According to official statistics from January 2017, 75.9% of the population of Denmark are members of the Evangelical Lutheran Church of Denmark (Den danske folkekirke), the country's state church since the Reformation in Denmark-Norway and Holstein, and designated "the Danish people's church" by the 1848 Constitution of Denmark.
A 2015 study estimates some 4,000 Christian believers from a Muslim background in the country, most of them belonging to some form of Protestantism.
A Jewish community has been present in Denmark since the seventeenth century, when the monarchs began allowing Jews to enter the country and practice their religion on an individual basis. Emancipation followed gradually and by the end of the nineteenth century most Jews were fully assimilated into Danish society. In the early decades of the twentieth century there was an influx of more secular, Yiddish speaking, Eastern European Jews. Nearly 99% of Danish Jews survived the Holocaust, in part due to the actions of the Danish resistance, and to the Swedish authorities' offer of asylum to the Danish Jews.

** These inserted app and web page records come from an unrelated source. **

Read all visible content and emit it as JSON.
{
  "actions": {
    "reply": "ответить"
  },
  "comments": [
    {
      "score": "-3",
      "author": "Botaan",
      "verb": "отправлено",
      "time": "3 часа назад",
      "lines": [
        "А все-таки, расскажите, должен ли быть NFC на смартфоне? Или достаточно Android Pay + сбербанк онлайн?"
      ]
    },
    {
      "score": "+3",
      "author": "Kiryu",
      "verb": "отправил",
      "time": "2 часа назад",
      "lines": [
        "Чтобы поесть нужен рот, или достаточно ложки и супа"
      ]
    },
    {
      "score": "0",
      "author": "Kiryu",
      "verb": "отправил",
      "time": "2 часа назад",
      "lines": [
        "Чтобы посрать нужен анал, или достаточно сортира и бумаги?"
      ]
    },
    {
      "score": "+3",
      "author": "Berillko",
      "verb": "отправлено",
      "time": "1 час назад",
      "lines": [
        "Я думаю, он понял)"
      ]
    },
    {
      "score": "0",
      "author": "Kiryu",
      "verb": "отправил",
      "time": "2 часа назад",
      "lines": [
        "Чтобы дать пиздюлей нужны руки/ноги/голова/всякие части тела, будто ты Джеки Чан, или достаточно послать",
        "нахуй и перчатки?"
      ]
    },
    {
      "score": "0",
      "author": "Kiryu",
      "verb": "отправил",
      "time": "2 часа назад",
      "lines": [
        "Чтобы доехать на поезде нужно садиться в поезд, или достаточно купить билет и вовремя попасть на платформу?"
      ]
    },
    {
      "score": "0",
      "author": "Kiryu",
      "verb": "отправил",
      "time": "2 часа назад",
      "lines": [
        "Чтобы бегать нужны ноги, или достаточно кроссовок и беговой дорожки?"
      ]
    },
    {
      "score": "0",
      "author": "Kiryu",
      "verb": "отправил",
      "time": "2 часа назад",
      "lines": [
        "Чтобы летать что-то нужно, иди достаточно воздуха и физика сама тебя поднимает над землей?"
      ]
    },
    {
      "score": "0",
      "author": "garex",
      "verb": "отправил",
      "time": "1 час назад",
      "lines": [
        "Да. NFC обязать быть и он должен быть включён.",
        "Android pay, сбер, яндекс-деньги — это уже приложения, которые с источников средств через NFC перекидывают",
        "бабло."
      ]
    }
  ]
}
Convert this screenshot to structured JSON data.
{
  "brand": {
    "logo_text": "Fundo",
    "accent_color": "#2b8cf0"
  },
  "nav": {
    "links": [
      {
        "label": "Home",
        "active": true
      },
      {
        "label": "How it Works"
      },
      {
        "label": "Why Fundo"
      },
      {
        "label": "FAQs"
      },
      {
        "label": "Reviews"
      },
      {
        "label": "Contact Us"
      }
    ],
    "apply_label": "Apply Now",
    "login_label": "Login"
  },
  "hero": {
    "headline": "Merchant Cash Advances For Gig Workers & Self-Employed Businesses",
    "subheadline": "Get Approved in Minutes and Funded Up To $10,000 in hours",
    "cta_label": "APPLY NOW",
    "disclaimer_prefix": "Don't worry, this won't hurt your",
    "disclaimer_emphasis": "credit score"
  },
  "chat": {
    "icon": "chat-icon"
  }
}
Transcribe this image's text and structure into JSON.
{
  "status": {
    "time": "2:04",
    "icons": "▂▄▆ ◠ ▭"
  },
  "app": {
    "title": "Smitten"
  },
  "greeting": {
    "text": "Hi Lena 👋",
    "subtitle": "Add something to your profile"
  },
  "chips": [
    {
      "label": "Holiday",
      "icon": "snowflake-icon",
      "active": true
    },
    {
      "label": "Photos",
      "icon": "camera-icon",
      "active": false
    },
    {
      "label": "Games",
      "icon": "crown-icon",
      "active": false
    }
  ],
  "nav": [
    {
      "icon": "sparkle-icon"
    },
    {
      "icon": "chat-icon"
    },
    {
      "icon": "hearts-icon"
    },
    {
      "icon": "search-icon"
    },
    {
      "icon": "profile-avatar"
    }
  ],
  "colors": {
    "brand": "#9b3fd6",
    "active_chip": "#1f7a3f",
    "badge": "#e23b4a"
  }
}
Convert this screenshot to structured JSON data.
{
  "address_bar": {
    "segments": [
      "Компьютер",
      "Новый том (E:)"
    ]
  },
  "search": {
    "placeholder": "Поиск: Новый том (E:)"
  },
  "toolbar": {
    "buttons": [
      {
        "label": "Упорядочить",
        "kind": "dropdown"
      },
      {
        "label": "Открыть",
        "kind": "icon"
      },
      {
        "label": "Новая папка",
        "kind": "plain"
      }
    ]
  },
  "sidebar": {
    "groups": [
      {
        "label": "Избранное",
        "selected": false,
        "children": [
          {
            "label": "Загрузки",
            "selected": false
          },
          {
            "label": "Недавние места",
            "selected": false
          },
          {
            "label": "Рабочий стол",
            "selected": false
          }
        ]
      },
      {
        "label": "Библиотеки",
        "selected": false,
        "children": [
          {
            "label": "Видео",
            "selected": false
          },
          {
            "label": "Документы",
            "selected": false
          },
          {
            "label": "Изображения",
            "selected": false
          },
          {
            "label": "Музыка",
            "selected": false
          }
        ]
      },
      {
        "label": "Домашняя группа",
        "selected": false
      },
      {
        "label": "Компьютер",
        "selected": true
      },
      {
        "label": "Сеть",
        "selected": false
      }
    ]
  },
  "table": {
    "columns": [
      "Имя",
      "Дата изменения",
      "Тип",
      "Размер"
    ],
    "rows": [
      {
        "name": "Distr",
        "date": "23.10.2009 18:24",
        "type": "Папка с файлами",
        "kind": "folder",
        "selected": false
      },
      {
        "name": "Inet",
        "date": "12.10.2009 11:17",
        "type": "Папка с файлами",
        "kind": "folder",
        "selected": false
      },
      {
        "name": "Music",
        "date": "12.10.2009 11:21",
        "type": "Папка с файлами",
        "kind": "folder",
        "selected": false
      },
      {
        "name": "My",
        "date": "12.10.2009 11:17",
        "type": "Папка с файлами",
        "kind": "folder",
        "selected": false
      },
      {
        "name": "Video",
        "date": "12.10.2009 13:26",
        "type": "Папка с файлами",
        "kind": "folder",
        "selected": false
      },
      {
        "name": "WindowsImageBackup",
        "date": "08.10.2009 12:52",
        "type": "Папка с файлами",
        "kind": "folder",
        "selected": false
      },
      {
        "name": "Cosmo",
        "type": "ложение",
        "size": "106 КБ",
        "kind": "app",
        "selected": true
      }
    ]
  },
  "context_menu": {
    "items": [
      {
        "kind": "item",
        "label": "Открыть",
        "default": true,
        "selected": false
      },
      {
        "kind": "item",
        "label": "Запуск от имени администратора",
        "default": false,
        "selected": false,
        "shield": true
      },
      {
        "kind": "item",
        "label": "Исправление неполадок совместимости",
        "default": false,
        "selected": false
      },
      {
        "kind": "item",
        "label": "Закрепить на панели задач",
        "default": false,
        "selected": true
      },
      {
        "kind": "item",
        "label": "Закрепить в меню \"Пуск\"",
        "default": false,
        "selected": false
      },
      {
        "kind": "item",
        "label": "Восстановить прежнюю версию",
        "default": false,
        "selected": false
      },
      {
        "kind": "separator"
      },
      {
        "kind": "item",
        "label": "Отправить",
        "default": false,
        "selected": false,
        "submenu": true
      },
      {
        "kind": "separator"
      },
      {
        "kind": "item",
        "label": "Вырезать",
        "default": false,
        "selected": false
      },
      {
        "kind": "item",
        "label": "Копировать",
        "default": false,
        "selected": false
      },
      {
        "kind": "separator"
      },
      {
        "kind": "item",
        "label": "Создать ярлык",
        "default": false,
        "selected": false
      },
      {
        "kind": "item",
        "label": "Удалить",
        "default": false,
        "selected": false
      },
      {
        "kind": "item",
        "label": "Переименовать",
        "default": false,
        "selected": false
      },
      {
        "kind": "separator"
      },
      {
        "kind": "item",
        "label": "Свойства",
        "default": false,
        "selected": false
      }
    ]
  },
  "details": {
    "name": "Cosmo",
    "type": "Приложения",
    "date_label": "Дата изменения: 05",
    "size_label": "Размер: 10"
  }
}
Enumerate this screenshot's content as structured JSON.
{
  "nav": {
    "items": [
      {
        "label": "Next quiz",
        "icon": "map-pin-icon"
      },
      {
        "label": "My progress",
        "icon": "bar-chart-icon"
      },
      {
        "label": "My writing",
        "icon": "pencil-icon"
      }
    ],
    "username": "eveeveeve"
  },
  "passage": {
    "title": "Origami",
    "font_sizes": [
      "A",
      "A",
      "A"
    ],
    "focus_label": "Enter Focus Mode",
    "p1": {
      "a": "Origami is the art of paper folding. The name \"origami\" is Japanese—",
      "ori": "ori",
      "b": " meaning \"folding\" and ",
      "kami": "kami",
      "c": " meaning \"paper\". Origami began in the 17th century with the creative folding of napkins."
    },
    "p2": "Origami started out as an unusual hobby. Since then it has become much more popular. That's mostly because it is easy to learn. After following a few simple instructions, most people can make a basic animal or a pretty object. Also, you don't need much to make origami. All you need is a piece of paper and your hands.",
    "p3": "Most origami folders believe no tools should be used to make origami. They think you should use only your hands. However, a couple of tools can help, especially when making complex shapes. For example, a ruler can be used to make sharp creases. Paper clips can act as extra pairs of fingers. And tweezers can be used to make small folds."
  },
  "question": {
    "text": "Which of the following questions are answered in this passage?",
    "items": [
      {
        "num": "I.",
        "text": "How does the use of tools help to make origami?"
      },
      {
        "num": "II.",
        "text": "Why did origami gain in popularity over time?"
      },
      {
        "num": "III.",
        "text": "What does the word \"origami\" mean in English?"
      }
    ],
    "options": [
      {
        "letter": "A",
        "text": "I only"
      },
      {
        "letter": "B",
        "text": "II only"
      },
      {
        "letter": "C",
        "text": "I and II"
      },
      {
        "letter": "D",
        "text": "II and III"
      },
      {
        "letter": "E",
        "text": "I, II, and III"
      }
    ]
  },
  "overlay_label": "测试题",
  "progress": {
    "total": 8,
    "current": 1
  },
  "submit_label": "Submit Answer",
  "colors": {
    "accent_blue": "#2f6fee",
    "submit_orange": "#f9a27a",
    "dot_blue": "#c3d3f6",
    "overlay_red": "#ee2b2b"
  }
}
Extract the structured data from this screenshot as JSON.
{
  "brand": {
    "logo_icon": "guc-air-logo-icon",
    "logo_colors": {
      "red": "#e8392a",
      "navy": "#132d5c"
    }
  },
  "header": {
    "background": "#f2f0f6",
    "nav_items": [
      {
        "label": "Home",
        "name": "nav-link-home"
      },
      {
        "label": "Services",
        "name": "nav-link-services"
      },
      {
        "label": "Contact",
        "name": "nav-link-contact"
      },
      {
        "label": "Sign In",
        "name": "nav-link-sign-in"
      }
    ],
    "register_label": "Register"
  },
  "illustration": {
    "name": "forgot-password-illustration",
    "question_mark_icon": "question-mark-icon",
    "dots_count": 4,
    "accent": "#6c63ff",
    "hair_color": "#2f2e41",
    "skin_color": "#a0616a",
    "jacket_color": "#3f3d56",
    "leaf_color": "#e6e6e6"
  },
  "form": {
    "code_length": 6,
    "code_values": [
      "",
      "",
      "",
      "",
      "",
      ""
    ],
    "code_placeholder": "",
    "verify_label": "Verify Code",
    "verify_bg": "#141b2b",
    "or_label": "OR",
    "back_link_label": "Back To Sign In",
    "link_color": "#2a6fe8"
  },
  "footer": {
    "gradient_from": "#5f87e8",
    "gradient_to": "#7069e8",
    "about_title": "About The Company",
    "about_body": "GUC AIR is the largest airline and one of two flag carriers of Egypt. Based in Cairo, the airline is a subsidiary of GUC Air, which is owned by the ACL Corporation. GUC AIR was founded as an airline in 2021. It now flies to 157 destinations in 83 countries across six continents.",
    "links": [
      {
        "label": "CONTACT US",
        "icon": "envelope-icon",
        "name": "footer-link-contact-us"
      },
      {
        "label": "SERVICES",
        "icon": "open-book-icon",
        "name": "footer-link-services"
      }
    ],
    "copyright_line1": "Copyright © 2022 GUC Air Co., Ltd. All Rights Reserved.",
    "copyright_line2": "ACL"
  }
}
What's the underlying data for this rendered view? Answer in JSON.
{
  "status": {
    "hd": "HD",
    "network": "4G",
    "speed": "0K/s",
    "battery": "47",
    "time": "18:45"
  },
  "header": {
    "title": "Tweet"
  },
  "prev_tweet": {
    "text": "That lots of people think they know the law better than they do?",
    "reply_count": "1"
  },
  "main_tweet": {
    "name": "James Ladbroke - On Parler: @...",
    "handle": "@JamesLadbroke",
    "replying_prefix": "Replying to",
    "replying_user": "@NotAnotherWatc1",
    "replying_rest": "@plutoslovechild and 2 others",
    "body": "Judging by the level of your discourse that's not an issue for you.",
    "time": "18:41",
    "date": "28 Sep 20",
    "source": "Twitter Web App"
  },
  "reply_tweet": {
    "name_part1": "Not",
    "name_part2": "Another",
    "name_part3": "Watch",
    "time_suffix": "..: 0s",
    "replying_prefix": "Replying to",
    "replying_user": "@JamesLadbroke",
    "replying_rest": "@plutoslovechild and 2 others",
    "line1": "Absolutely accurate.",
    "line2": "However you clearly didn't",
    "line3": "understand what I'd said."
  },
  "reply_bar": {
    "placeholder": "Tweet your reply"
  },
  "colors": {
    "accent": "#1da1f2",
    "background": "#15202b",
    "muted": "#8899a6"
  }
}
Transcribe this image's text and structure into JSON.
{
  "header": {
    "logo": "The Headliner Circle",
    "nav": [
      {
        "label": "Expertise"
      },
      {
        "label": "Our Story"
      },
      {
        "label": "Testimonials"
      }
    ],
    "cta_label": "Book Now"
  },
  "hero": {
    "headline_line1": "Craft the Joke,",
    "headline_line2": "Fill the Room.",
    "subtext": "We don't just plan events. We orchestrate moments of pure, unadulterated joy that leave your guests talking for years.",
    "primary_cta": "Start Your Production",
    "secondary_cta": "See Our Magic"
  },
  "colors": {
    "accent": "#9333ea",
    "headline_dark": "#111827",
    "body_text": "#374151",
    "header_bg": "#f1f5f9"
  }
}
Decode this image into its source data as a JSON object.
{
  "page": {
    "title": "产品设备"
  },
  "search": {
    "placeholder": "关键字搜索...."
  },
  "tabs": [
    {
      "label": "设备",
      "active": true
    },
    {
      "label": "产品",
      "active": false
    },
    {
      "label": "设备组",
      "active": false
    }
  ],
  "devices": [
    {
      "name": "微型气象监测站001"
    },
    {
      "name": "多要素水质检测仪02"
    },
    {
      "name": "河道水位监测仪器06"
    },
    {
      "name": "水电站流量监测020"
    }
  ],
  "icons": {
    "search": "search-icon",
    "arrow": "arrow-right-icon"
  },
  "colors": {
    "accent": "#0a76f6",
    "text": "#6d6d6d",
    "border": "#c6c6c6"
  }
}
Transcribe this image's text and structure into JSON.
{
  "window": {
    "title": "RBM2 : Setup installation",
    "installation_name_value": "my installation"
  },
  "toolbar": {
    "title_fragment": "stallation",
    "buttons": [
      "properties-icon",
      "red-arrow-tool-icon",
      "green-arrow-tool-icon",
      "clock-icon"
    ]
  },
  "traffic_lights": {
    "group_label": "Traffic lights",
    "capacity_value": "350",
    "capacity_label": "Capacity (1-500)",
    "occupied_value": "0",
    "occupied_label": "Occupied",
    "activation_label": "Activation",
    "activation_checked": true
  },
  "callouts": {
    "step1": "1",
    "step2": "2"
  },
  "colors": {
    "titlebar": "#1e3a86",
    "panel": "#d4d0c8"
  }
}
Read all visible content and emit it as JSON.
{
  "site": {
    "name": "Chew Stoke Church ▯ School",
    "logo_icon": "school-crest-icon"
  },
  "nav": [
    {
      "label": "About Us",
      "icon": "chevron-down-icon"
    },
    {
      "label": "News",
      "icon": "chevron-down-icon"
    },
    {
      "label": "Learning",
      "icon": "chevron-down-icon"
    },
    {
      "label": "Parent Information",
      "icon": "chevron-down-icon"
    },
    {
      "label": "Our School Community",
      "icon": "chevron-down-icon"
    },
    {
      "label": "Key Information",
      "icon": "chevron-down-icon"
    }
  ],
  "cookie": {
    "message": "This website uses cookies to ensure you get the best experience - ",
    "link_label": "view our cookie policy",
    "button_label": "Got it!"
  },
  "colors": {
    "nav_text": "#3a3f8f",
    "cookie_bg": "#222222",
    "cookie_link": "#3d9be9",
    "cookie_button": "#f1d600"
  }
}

Today there are approximately 10,000 ethnic Jews in Denmark, and three synagogues located in Copenhagen.
Denmark's Muslims make up approximately 3% of the population and form the country's second largest religious community and largest minority religion. As of 2009 there are nineteen recognised Muslim communities in Denmark.Ahmadi Muslims constructed the first mosque in the capital, Copenhagen. There were approximately 600 Ahmadis all over Denmark in 2006.
According to a survey of various religions and denominations undertaken by the Danish Foreign Ministry, other religious groups comprise less than 1% of the population individually and approximately 2% when taken all together.
The Baha'i Faith arrived in Denmark in 1925, but it did not make much impact until the arrival of American pioneers in 1946. A National Spiritual Assembly was formed in 1962. In 2005, it was estimated that there were about 1,251 Baha'is in the country.
Buddhism in Denmark was brought back from expeditions that explored the Indian subcontinent. Initial interest was mainly from intellectuals, authors, Buddhologists and Philologists. In 1921, Christian F. Melbye founded the first Buddhist Society in Denmark, but it was later dissolved in 1950 before his death in 1953. In the 1950s, there was a revival in interest towards Buddhism, especially Tibetan Buddhism and Hannah and Ole Nydahl, founded the first Karma Kagyu Buddhist centers in Copenhagen. The third wave of Buddhism came in the 1980s, when refugees from Vietnam, Sri Lanka and China came to Denmark.
A neopagan religious group, Forn Siðr -- Ásatrú and Vanatrú Association in Denmark, describes itself as a revival of the Norse paganism prevalent in Denmark before Christianization. It gained state recognition in November 2003. There are about 500 registered heathens (0.01% of the population) adhering to the old Norse beliefs.
Politicians in Denmark will not generally be found making use of any religious rhetoric or arguments in their declarations, and this is especially the case for government ministers, with the possible, occasional exception of the Minister for Ecclesiastical Affairs in the course of his or her duties. Four of Denmark's prime ministers have identified themselves as atheists.
The Christian Democrats is the only major political party to regularly employ religious rhetoric and arguments, and they have not been represented in the Folketing since 2001, as they have not been able to acquire the minimum 2% of the votes needed to secure a seat.
The Constitution of Denmark contains a number of sections related to religion.